_Task to complete_.
Copy every line from the data below in which the string "Create" can be found.

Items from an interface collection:
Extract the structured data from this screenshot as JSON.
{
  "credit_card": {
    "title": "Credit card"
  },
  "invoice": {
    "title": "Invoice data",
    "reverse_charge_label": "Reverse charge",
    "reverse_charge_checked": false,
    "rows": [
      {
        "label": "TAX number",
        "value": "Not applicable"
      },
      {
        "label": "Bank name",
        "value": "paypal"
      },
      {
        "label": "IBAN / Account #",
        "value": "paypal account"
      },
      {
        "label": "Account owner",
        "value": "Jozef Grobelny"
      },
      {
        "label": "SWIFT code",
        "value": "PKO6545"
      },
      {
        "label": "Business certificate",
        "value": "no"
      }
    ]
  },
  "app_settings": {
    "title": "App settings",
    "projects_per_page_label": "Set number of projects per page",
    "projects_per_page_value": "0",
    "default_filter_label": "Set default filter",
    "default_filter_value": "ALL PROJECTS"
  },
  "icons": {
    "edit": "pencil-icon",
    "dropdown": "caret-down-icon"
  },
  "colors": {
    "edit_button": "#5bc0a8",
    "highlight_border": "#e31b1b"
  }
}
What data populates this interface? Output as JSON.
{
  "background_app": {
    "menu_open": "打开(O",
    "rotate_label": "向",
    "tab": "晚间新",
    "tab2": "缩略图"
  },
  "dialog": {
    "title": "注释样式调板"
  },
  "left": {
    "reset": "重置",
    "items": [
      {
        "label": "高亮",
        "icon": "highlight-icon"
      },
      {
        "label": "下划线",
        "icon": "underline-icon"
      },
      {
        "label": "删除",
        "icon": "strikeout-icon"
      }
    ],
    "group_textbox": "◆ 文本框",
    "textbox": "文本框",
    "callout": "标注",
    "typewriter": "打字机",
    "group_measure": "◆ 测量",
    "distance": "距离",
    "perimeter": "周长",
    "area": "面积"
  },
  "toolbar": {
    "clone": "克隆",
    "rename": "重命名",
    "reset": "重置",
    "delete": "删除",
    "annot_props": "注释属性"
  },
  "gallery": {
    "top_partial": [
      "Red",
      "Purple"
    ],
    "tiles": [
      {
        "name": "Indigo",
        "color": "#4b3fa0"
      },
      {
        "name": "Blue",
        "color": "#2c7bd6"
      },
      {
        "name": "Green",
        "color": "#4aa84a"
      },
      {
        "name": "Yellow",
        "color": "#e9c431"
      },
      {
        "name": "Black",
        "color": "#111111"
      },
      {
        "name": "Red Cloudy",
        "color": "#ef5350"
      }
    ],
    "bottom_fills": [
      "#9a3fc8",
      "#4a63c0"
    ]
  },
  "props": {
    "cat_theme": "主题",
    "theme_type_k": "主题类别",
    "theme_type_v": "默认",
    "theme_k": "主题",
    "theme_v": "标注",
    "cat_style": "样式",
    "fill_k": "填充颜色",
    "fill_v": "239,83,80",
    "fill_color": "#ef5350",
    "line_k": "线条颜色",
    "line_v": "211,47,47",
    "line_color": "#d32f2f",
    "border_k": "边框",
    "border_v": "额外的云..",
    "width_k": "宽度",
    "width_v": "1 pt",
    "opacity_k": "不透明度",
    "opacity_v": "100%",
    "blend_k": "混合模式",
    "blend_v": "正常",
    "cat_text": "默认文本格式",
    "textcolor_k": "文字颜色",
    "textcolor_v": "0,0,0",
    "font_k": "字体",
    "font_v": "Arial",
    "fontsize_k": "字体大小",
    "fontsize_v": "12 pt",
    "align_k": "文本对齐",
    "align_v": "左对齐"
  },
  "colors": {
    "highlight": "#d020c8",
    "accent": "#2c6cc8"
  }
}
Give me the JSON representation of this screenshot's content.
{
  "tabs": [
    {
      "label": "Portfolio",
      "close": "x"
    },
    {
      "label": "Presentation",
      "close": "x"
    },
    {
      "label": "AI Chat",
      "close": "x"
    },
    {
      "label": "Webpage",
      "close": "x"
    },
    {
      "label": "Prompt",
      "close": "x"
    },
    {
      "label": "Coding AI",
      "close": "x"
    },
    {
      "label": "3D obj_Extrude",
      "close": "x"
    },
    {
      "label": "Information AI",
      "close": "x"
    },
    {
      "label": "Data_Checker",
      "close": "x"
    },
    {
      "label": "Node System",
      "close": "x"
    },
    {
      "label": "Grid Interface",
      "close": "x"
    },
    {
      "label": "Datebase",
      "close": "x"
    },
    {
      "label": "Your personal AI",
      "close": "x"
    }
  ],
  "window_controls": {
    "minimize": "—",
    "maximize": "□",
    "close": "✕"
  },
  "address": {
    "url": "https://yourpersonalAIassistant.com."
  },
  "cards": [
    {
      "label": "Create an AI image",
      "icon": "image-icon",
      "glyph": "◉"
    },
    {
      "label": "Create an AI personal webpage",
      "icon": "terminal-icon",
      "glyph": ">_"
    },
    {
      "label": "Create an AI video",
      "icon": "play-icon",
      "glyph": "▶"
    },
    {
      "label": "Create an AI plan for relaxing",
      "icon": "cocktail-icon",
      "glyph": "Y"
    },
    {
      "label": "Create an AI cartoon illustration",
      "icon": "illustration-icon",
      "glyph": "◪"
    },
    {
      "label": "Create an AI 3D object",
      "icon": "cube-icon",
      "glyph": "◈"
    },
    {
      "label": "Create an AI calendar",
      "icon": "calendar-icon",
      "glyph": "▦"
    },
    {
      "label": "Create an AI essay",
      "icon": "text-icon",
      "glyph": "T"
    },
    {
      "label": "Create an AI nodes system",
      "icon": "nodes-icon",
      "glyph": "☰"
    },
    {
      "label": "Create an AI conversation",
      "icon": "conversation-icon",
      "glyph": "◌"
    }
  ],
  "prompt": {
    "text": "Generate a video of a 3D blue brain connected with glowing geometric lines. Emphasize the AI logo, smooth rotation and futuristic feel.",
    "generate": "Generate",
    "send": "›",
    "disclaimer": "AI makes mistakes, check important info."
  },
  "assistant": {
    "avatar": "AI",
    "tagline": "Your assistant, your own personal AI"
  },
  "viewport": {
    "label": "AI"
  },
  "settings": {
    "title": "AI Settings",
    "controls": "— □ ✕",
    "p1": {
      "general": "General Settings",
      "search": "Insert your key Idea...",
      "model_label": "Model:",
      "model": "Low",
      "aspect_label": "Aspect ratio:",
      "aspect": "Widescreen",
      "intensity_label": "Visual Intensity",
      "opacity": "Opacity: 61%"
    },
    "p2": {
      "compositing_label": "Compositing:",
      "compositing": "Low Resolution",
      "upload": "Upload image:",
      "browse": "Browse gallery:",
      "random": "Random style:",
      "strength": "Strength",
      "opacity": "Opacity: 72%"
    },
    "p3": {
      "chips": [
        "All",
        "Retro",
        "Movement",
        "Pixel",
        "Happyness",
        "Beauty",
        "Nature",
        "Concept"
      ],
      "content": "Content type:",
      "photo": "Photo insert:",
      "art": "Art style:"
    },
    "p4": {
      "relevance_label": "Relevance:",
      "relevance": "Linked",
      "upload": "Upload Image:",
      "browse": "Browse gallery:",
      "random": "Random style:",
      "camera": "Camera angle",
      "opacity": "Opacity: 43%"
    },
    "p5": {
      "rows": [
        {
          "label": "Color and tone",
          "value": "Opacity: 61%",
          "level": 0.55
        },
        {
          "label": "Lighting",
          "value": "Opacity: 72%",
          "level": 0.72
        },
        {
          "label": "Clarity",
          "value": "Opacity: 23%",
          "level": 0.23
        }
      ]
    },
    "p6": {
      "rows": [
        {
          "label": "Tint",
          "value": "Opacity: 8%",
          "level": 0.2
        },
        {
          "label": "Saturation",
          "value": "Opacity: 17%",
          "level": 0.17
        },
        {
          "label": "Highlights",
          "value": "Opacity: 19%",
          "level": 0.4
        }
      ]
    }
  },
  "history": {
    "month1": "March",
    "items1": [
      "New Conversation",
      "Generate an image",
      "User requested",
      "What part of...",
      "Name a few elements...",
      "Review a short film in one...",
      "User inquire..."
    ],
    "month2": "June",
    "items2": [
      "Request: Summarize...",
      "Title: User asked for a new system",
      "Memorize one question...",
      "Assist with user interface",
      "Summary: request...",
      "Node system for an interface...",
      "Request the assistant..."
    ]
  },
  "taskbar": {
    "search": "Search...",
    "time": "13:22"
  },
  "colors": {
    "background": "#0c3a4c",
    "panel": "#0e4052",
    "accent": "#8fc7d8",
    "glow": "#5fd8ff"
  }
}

_Problem solution_.
      "label": "Create an AI image",
      "label": "Create an AI personal webpage",
      "label": "Create an AI video",
      "label": "Create an AI plan for relaxing",
      "label": "Create an AI cartoon illustration",
      "label": "Create an AI 3D object",
      "label": "Create an AI calendar",
      "label": "Create an AI essay",
      "label": "Create an AI nodes system",
      "label": "Create an AI conversation",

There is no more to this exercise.